Neal Chantara said...

Aloha Steve,

Re: 12/7/13 7:12pm.
I appreciate your technical correction on generator spin. In my
limited 3 minute testimony before the KIUC board that was picked up
by 8:22, I kept it simple so people could understand the fact that
our generation is completely responsive to load.

True the spin stays the same as we use more fuel when the load
increases to prevent a slowing of the generator spin.

The frequency of the power output of most generators is dependent on
rotational speed of the engine (or other source of rotary motion).
When the electrical load increases, this increases the load on the
engine, which will slow it down if the fuel supply remains constant.

Thus, strictly speaking, when a light is turned on the monitoring
system at KIUC will increase fuel supply to the generator in order to
maintain a constant rotational speed.

Debates about technicalities of generator operation vs. simplifications
for laypeople and time constraints aside, the end result is the same:

Data coming from the smart meters arrives long after the load has been
responded to by the generator control systems
(according to KIUC's
literature, as much as 4 hours after), thereby rendering it useless
for managing generators.

So I should have said that when you turn on a light, more fuel is
burned. The sun comes out, less fuel is burned. If a cloud covers
the PV panels more fuel is burned. It has nothing to do with any
management by smart meters or the smart grid. We've been
integrating renewables like hydro since the beginning of

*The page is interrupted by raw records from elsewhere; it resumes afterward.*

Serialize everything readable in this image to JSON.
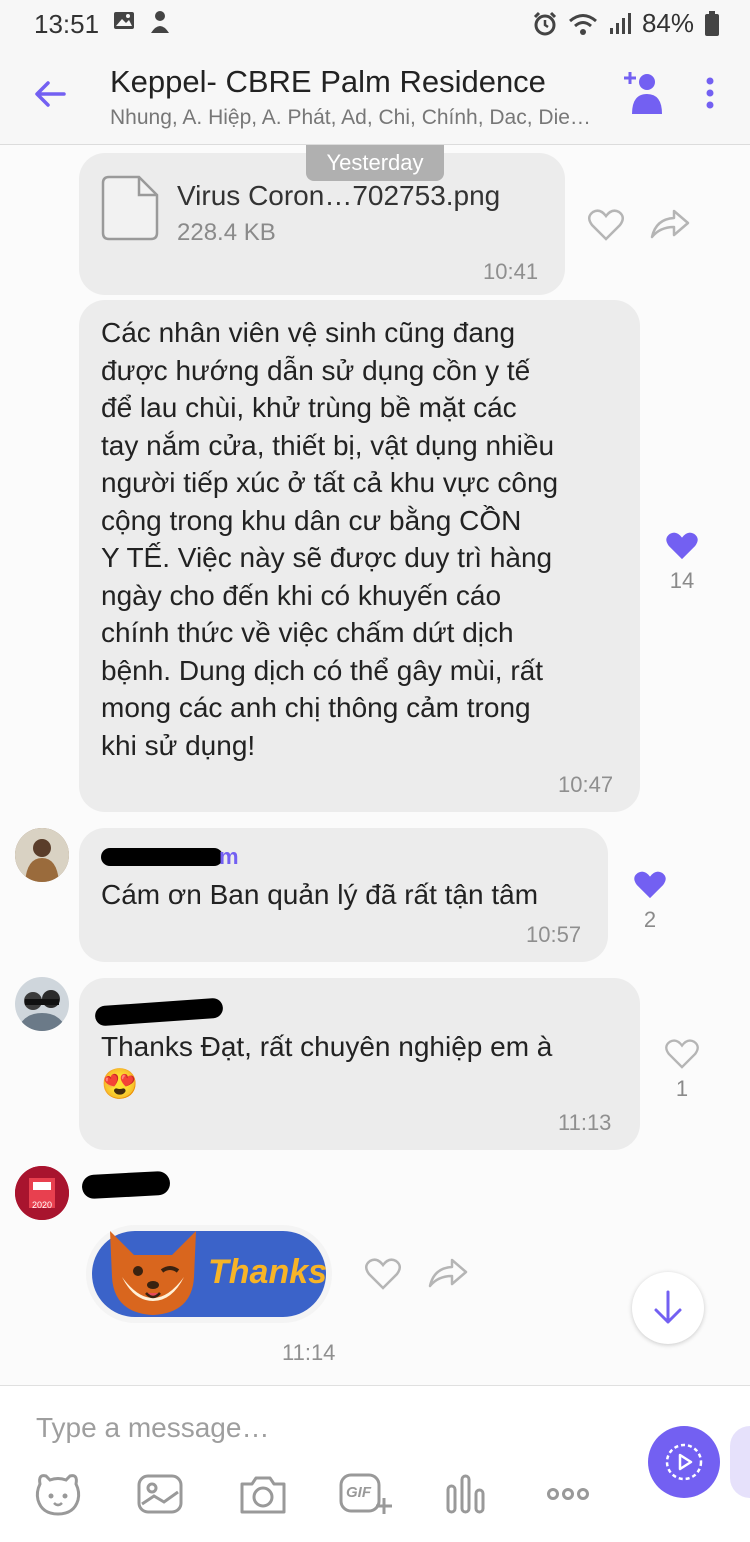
{
  "status_bar": {
    "time": "13:51",
    "battery": "84%"
  },
  "header": {
    "title": "Keppel- CBRE Palm Residence",
    "participants": "Nhung, A. Hiệp, A. Phát, Ad, Chi, Chính, Dac, Die…"
  },
  "day_divider": "Yesterday",
  "messages": {
    "file": {
      "name": "Virus Coron…702753.png",
      "size": "228.4 KB",
      "time": "10:41"
    },
    "announcement": {
      "lines": [
        "Các nhân viên vệ sinh cũng đang",
        "được hướng dẫn sử dụng cồn y tế",
        "để lau chùi, khử trùng bề mặt các",
        "tay nắm cửa, thiết bị, vật dụng nhiều",
        "người tiếp xúc ở tất cả khu vực công",
        "cộng trong khu dân cư bằng CỒN",
        "Y TẾ. Việc này sẽ được duy trì hàng",
        "ngày cho đến khi có khuyến cáo",
        "chính thức về việc chấm dứt dịch",
        "bệnh. Dung dịch có thể gây mùi, rất",
        "mong các anh chị thông cảm trong",
        "khi sử dụng!"
      ],
      "time": "10:47",
      "like_count": "14"
    },
    "reply1": {
      "sender_partial": "m",
      "text": "Cám ơn Ban quản lý đã rất tận tâm",
      "time": "10:57",
      "like_count": "2"
    },
    "reply2": {
      "text": "Thanks Đạt, rất chuyên nghiệp em à",
      "emoji": "😍",
      "time": "11:13",
      "like_count": "1"
    },
    "sticker": {
      "label": "Thanks",
      "time": "11:14",
      "avatar_text": "2020"
    }
  },
  "composer": {
    "placeholder": "Type a message…",
    "gif_label": "GIF"
  },
  "colors": {
    "accent": "#7360f2",
    "bubble": "#ececec",
    "timestamp": "#8f8f8f"
  }
}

Many thanks,
Neal Chantara

Anonymous said...

December 11, 2013 at 9:13 PM

We'll you sound a bit irritated, your number 5 comment says it all though " board members are filthy rich so they shouldn't be on the KIUC board" quote/ unquote! All I see is jealousy, the rest is pure gibberish drivel.

If all of what is said has no actually meaning then prove that 1) KIUC does not have a cap on PV home installations. 2) There is no hydroelectricity that will or is available for less than half of KIUC $.44 per Khr. 3) KIUC did not attempt to secure water/dam rights through PLDC. 4) There is no alternate way for KIUC to read those analog meters. (customers could take and send pictures through smart phones) instead of paying the extra costs. 5)Prove that smart meters have saved its rate payers. Them box is never green and is rarely yellow. 6) KIUC is going to use the extra 300k + to pay for their new solar farm. 7) KIUC did not over pay for the utility company by 50 million dollars that the rate payers are footing the bill for with the highest Khr in the nation.

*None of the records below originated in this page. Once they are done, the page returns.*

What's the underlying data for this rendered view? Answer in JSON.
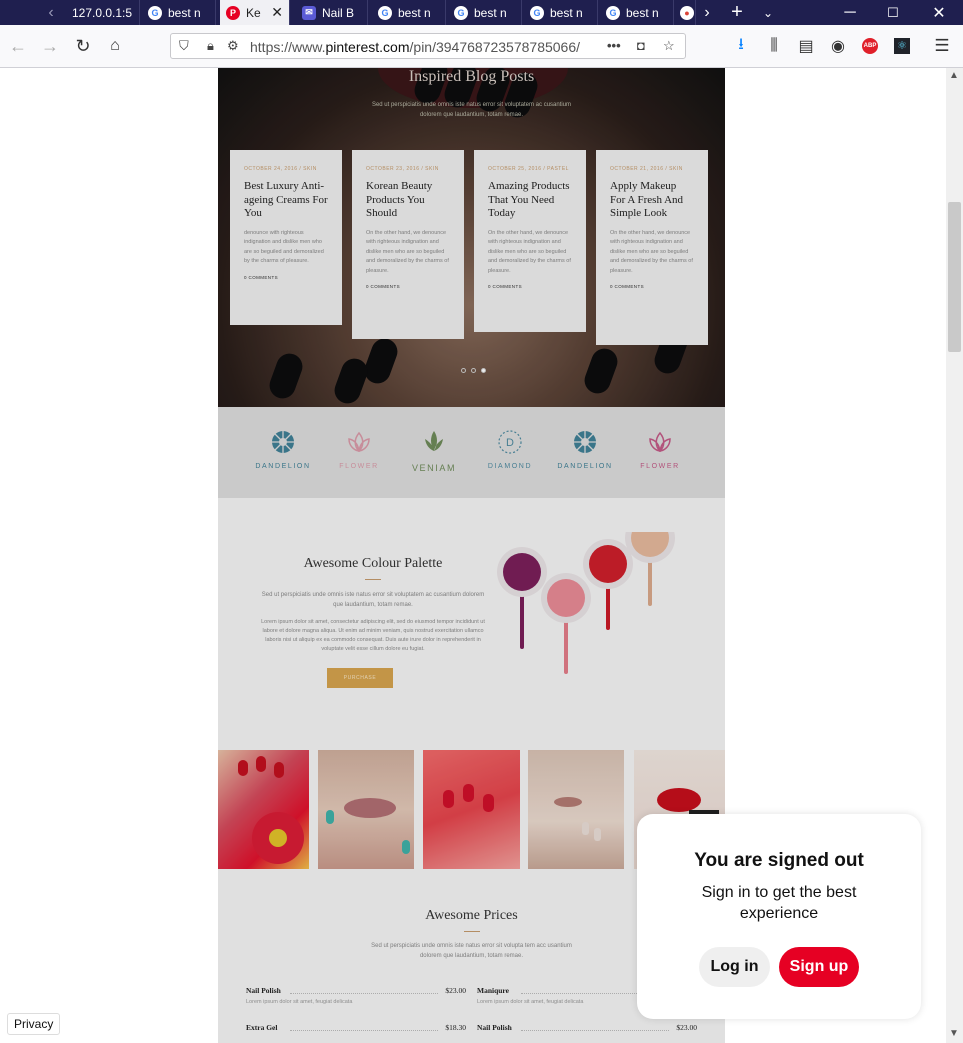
{
  "browser": {
    "tabs": [
      {
        "favicon": "back-chevron",
        "title": ""
      },
      {
        "favicon": "none",
        "title": "127.0.0.1:5"
      },
      {
        "favicon": "google-icon",
        "title": "best n"
      },
      {
        "favicon": "pinterest-icon",
        "title": "Ke",
        "active": true
      },
      {
        "favicon": "nail-icon",
        "title": "Nail B"
      },
      {
        "favicon": "google-icon",
        "title": "best n"
      },
      {
        "favicon": "google-icon",
        "title": "best n"
      },
      {
        "favicon": "google-icon",
        "title": "best n"
      },
      {
        "favicon": "google-icon",
        "title": "best n"
      }
    ],
    "url_prefix": "https://www.",
    "url_domain": "pinterest.com",
    "url_path": "/pin/394768723578785066/",
    "page_actions": "•••"
  },
  "blog": {
    "heading": "Inspired Blog Posts",
    "subheading": "Sed ut perspiciatis unde omnis iste natus error sit voluptatem ac cusantium dolorem que laudantium, totam remae.",
    "cards": [
      {
        "date": "OCTOBER 24, 2016 / SKIN",
        "title": "Best Luxury Anti-ageing Creams For You",
        "excerpt": "denounce with righteous indignation and dislike men who are so beguiled and demoralized by the charms of pleasure.",
        "comments": "0 COMMENTS"
      },
      {
        "date": "OCTOBER 23, 2016 / SKIN",
        "title": "Korean Beauty Products You Should",
        "excerpt": "On the other hand, we denounce with righteous indignation and dislike men who are so beguiled and demoralized by the charms of pleasure.",
        "comments": "0 COMMENTS"
      },
      {
        "date": "OCTOBER 25, 2016 / PASTEL",
        "title": "Amazing Products That You Need Today",
        "excerpt": "On the other hand, we denounce with righteous indignation and dislike men who are so beguiled and demoralized by the charms of pleasure.",
        "comments": "0 COMMENTS"
      },
      {
        "date": "OCTOBER 21, 2016 / SKIN",
        "title": "Apply Makeup For A Fresh And Simple Look",
        "excerpt": "On the other hand, we denounce with righteous indignation and dislike men who are so beguiled and demoralized by the charms of pleasure.",
        "comments": "0 COMMENTS"
      }
    ]
  },
  "logos": [
    {
      "name": "DANDELION",
      "color": "#3f7f95"
    },
    {
      "name": "FLOWER",
      "color": "#d89aa8"
    },
    {
      "name": "VENIAM",
      "color": "#6e8a5a"
    },
    {
      "name": "DIAMOND",
      "color": "#4f8aa0"
    },
    {
      "name": "DANDELION",
      "color": "#3f7f95"
    },
    {
      "name": "FLOWER",
      "color": "#c25a86"
    }
  ],
  "palette": {
    "heading": "Awesome Colour Palette",
    "intro": "Sed ut perspiciatis unde omnis iste natus error sit voluptatem ac cusantium dolorem que laudantium, totam remae.",
    "body": "Lorem ipsum dolor sit amet, consectetur adipiscing elit, sed do eiusmod tempor incididunt ut labore et dolore magna aliqua. Ut enim ad minim veniam, quis nostrud exercitation ullamco laboris nisi ut aliquip ex ea commodo consequat. Duis aute irure dolor in reprehenderit in voluptate velit esse cillum dolore eu fugiat.",
    "button": "PURCHASE"
  },
  "prices": {
    "heading": "Awesome Prices",
    "subheading": "Sed ut perspiciatis unde omnis iste natus error sit volupta tem acc usantium dolorem que laudantium, totam remae.",
    "items": [
      {
        "name": "Nail Polish",
        "price": "$23.00",
        "desc": "Lorem ipsum dolor sit amet, feugiat delicata"
      },
      {
        "name": "Maniqure",
        "price": "",
        "desc": "Lorem ipsum dolor sit amet, feugiat delicata"
      },
      {
        "name": "Extra Gel",
        "price": "$18.30",
        "desc": ""
      },
      {
        "name": "Nail Polish",
        "price": "$23.00",
        "desc": ""
      }
    ]
  },
  "signed_out": {
    "title": "You are signed out",
    "message": "Sign in to get the best experience",
    "login": "Log in",
    "signup": "Sign up",
    "signup_color": "#e60023"
  },
  "footer": {
    "privacy": "Privacy"
  }
}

Now if you can answer those questions with FACTS then maybe you are worth something in this discussion.

Anonymous said...

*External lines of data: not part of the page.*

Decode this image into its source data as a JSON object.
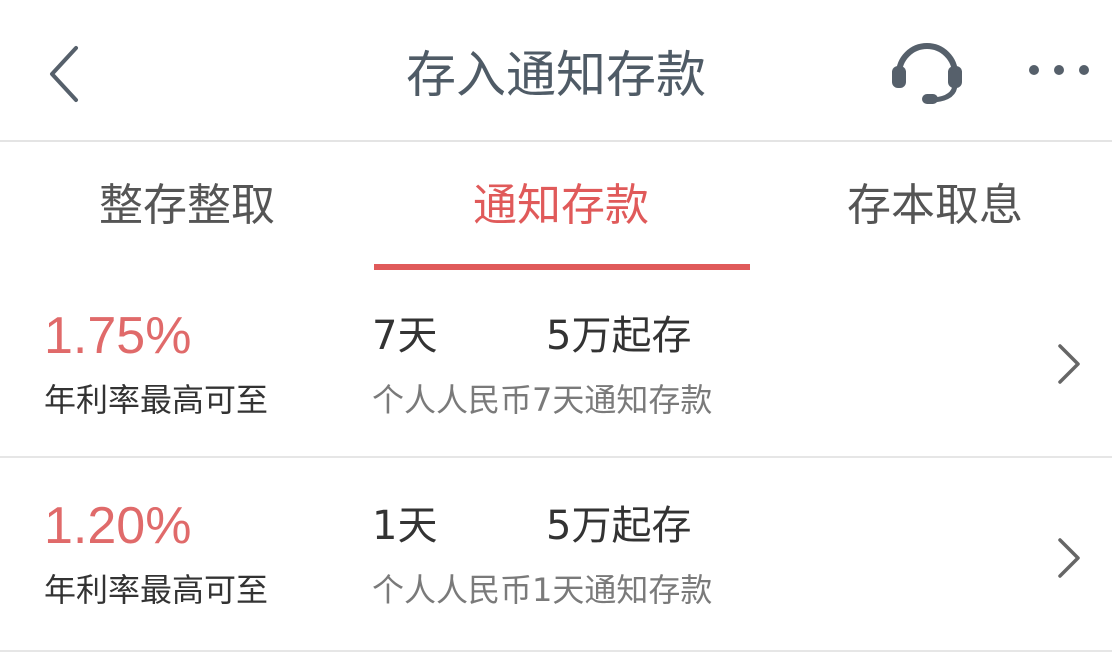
{
  "header": {
    "title": "存入通知存款",
    "back_icon": "chevron-left-icon",
    "service_icon": "headset-icon",
    "more_icon": "more-dots-icon"
  },
  "tabs": [
    {
      "label": "整存整取",
      "active": false
    },
    {
      "label": "通知存款",
      "active": true
    },
    {
      "label": "存本取息",
      "active": false
    }
  ],
  "colors": {
    "accent": "#e05a5a",
    "rate": "#e06a6a",
    "title": "#4f5b66",
    "muted": "#7a7a7a"
  },
  "products": [
    {
      "rate": "1.75%",
      "rate_label": "年利率最高可至",
      "period": "7天",
      "min_deposit": "5万起存",
      "name": "个人人民币7天通知存款"
    },
    {
      "rate": "1.20%",
      "rate_label": "年利率最高可至",
      "period": "1天",
      "min_deposit": "5万起存",
      "name": "个人人民币1天通知存款"
    }
  ]
}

What KIUC does in the future cap or no cap is up to KIUC and the Board we elect but the Two Waiahi Hydro's that have been in service since the turn of the century produces energy at 5 cents a Kwh. Fact!